-- Exercise details --
Search the data below, and report every line in which "label" occurs.
Dataset content: Begin
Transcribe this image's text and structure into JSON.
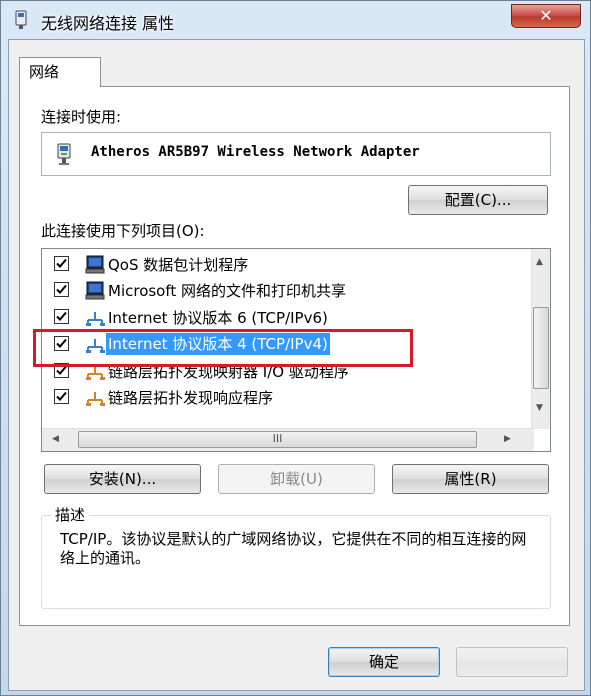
{
  "window": {
    "title": "无线网络连接 属性",
    "close_glyph": "✕"
  },
  "tab": {
    "label": "网络"
  },
  "connect_using": {
    "label": "连接时使用:",
    "adapter": "Atheros AR5B97 Wireless Network Adapter",
    "configure_button": "配置(C)..."
  },
  "items_section": {
    "label": "此连接使用下列项目(O):",
    "items": [
      {
        "label": "QoS 数据包计划程序",
        "checked": true,
        "icon": "network-client-icon"
      },
      {
        "label": "Microsoft 网络的文件和打印机共享",
        "checked": true,
        "icon": "network-client-icon"
      },
      {
        "label": "Internet 协议版本 6 (TCP/IPv6)",
        "checked": true,
        "icon": "protocol-icon"
      },
      {
        "label": "Internet 协议版本 4 (TCP/IPv4)",
        "checked": true,
        "icon": "protocol-icon",
        "selected": true
      },
      {
        "label": "链路层拓扑发现映射器 I/O 驱动程序",
        "checked": true,
        "icon": "protocol-icon"
      },
      {
        "label": "链路层拓扑发现响应程序",
        "checked": true,
        "icon": "protocol-icon"
      }
    ],
    "hscroll_grip": "III"
  },
  "buttons": {
    "install": "安装(N)...",
    "uninstall": "卸载(U)",
    "properties": "属性(R)"
  },
  "description": {
    "title": "描述",
    "text": "TCP/IP。该协议是默认的广域网络协议，它提供在不同的相互连接的网络上的通讯。"
  },
  "footer": {
    "ok_button": "确定"
  },
  "colors": {
    "selection": "#3399ff",
    "highlight_annotation": "#d8192b",
    "close_button": "#c75050"
  }
}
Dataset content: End
-- Result of this task --
    "label": "网络"
    "label": "连接时使用:",
    "label": "此连接使用下列项目(O):",
        "label": "QoS 数据包计划程序",
        "label": "Microsoft 网络的文件和打印机共享",
        "label": "Internet 协议版本 6 (TCP/IPv6)",
        "label": "Internet 协议版本 4 (TCP/IPv4)",
        "label": "链路层拓扑发现映射器 I/O 驱动程序",
        "label": "链路层拓扑发现响应程序",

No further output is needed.